## Problem to work on
Scan the entries for the word "year" and return every line that has it.

App and web page records

+---+

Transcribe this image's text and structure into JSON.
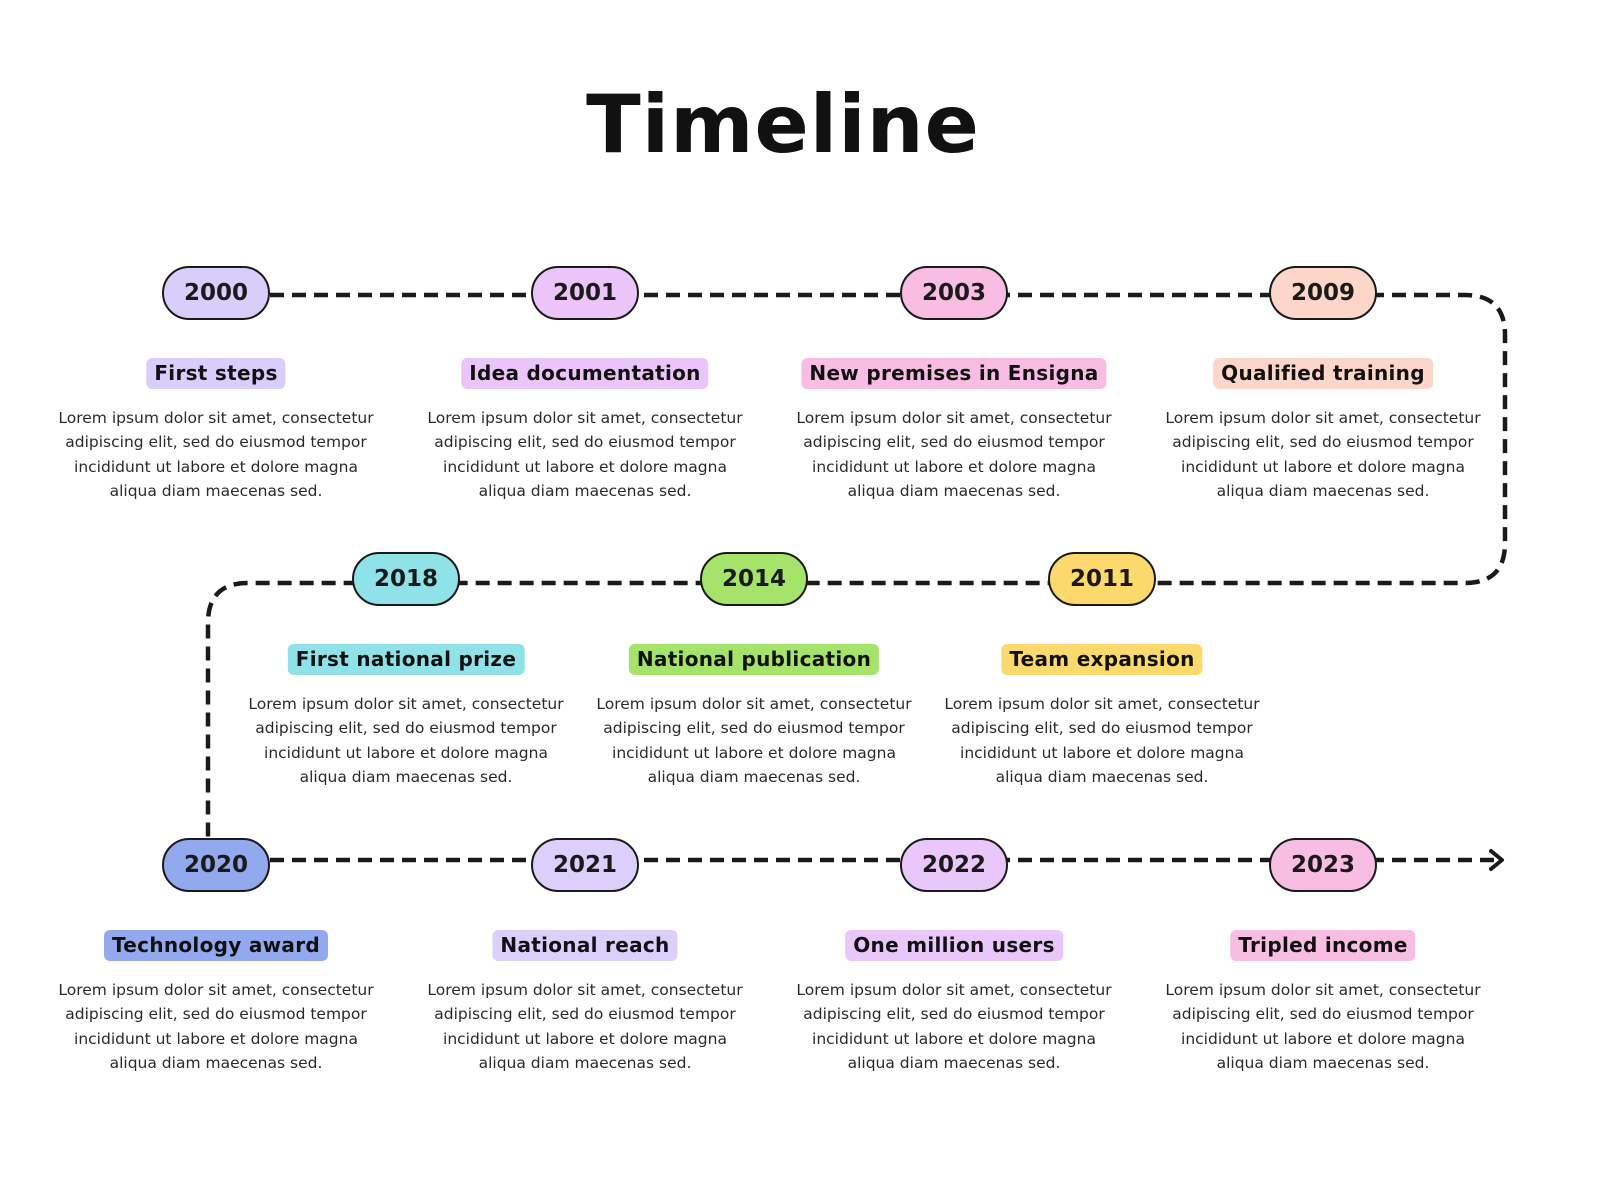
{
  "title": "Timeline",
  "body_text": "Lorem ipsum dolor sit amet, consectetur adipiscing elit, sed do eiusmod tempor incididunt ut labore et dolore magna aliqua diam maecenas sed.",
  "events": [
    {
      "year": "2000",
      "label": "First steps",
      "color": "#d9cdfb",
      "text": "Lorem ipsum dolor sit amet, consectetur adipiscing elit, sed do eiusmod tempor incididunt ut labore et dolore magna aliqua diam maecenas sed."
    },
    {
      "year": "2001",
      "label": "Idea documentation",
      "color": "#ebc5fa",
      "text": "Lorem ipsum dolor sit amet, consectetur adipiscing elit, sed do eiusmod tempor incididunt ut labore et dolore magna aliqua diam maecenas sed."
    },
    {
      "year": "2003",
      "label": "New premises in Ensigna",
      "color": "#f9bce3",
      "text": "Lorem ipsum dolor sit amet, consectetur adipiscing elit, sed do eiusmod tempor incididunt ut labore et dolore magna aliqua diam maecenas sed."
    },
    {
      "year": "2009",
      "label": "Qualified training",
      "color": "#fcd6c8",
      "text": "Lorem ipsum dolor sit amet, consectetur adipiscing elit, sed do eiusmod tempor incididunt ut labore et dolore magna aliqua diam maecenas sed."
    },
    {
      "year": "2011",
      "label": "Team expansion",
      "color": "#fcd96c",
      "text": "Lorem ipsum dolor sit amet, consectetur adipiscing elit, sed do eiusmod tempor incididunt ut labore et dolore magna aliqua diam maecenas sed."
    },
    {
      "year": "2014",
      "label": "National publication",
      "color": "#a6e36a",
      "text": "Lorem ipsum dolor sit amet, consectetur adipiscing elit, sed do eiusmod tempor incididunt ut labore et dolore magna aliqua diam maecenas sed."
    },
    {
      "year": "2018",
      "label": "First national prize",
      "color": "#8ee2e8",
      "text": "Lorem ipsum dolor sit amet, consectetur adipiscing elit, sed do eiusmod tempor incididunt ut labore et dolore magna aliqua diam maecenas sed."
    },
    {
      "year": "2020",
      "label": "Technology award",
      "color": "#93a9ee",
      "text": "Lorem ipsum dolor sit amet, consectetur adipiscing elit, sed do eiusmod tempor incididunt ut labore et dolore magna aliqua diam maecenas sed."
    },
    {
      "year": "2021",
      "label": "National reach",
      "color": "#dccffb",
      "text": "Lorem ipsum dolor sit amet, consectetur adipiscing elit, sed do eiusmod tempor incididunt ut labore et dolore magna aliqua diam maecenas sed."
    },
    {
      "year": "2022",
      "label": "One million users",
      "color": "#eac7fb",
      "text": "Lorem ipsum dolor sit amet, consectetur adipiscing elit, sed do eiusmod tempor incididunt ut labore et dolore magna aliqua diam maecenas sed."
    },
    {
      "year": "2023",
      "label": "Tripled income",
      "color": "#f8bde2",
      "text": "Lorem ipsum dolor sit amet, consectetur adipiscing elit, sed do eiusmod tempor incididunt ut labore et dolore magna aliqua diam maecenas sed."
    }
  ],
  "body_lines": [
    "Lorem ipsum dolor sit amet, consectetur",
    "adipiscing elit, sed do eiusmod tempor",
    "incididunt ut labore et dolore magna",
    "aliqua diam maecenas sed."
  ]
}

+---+

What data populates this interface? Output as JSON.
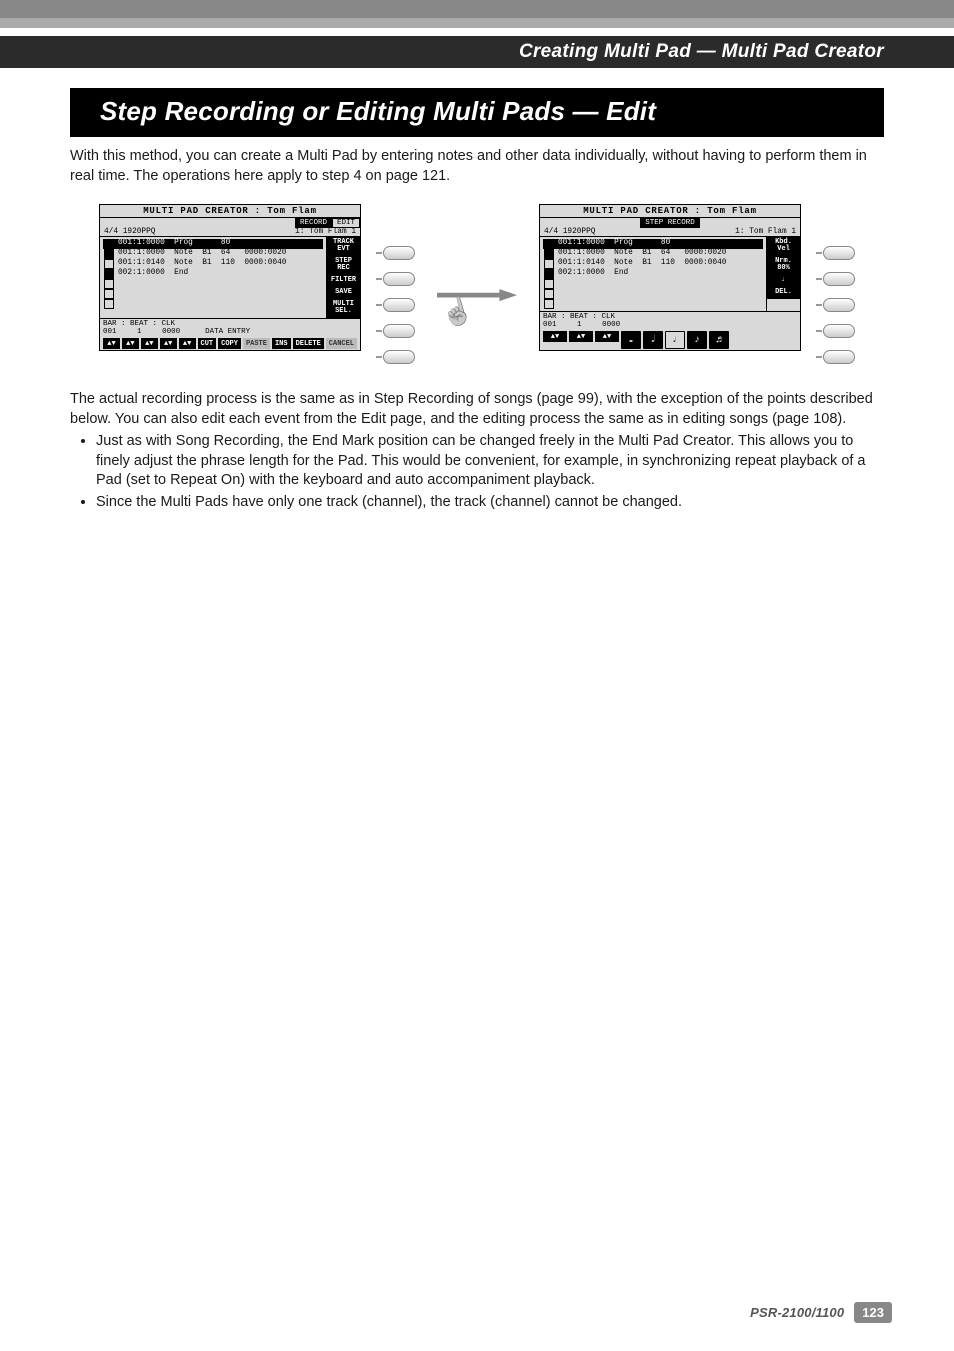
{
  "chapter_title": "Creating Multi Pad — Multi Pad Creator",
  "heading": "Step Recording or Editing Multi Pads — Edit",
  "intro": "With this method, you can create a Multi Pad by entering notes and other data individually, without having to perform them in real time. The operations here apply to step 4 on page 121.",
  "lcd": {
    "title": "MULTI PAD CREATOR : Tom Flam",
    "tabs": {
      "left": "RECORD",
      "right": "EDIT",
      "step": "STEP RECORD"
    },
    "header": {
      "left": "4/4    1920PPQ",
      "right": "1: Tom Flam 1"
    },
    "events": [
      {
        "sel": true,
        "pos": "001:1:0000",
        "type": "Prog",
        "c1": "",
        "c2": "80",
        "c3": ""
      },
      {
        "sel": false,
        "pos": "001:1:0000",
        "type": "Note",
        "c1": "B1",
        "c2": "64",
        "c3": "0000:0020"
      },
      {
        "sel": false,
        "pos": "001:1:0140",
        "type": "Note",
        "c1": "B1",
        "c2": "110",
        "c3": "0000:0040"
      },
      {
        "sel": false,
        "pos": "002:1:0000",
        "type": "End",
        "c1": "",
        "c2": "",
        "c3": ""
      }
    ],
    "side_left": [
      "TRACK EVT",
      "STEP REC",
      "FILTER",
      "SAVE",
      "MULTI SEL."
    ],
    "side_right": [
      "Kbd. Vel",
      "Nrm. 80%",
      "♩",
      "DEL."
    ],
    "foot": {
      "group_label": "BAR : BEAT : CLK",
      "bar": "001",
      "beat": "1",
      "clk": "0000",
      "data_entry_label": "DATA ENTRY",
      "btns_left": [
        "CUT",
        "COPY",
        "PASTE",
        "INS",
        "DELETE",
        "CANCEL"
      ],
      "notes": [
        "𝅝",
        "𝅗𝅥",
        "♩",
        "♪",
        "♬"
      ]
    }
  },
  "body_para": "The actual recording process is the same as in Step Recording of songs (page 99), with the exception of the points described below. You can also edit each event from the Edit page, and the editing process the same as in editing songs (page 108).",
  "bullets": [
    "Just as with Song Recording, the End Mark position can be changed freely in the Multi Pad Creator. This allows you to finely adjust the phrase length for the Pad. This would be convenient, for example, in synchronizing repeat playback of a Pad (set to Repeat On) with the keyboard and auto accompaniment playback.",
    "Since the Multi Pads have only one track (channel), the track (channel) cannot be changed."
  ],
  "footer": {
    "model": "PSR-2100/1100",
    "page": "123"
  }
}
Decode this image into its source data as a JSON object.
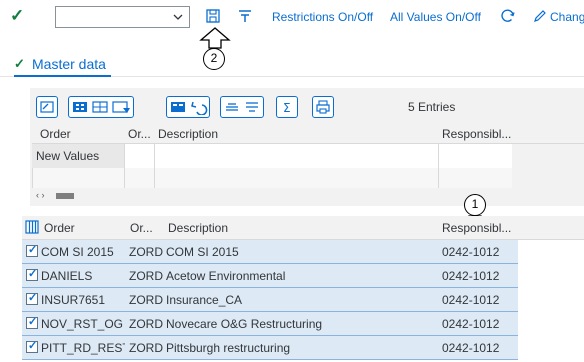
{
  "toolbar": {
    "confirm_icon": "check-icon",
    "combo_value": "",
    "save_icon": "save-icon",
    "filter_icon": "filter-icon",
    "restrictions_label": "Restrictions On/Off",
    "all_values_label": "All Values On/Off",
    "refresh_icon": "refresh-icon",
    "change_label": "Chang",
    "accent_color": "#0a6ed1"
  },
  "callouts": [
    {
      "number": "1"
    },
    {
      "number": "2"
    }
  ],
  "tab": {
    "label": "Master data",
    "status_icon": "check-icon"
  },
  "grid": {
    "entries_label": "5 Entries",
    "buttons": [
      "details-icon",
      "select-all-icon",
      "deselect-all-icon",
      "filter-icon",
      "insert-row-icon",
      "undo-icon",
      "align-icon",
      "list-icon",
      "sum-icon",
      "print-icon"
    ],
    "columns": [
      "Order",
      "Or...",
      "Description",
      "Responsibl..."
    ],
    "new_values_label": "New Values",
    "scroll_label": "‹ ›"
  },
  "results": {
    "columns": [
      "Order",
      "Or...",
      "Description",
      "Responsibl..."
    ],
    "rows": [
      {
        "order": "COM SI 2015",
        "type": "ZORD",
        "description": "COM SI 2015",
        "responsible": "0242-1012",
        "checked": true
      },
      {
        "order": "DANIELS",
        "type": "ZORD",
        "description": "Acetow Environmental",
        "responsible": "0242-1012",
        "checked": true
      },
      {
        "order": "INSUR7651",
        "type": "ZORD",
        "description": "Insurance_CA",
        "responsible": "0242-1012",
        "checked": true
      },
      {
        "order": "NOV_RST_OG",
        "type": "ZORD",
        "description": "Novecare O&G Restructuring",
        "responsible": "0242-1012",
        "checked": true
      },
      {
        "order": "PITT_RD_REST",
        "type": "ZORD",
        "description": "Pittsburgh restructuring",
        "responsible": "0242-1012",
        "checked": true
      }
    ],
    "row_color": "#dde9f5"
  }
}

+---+

## Expected output
      "year": "2000",
      "year": "2001",
      "year": "2003",
      "year": "2009",
      "year": "2011",
      "year": "2014",
      "year": "2018",
      "year": "2020",
      "year": "2021",
      "year": "2022",
      "year": "2023",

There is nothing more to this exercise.